*Exercise objective*: Show, from the records below, all lines that contain the word "Posts".

*Entries from a dataset of interfaces*:
********

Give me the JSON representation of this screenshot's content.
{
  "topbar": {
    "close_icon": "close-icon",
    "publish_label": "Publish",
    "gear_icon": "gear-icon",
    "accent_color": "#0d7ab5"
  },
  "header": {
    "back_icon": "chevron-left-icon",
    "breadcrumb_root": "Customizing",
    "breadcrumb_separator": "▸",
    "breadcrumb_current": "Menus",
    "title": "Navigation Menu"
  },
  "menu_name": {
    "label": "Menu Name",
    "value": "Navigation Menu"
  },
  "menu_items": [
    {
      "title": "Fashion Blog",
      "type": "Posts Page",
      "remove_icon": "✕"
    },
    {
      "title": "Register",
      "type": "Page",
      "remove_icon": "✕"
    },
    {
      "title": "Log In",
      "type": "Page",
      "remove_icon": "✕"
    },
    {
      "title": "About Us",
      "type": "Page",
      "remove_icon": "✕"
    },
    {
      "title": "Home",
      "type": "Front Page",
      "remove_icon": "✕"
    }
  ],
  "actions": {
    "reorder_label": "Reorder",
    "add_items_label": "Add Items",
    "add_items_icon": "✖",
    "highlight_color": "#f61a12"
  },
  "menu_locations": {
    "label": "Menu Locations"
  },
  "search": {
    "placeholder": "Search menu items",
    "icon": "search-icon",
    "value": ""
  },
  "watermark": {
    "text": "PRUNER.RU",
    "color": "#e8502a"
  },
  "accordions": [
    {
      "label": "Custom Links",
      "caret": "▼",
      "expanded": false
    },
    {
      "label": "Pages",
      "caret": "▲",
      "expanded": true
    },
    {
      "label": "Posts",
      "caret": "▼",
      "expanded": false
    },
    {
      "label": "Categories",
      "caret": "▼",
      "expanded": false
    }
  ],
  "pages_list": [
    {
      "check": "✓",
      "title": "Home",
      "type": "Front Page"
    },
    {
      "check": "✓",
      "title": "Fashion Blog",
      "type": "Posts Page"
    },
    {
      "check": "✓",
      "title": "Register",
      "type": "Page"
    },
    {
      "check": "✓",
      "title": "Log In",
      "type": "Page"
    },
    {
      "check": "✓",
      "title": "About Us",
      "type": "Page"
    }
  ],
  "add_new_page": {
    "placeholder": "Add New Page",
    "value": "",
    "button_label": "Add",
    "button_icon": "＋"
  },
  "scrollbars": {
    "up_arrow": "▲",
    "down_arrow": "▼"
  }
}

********

*Output of the exercise*:
      "type": "Posts Page",
      "label": "Posts",
      "type": "Posts Page"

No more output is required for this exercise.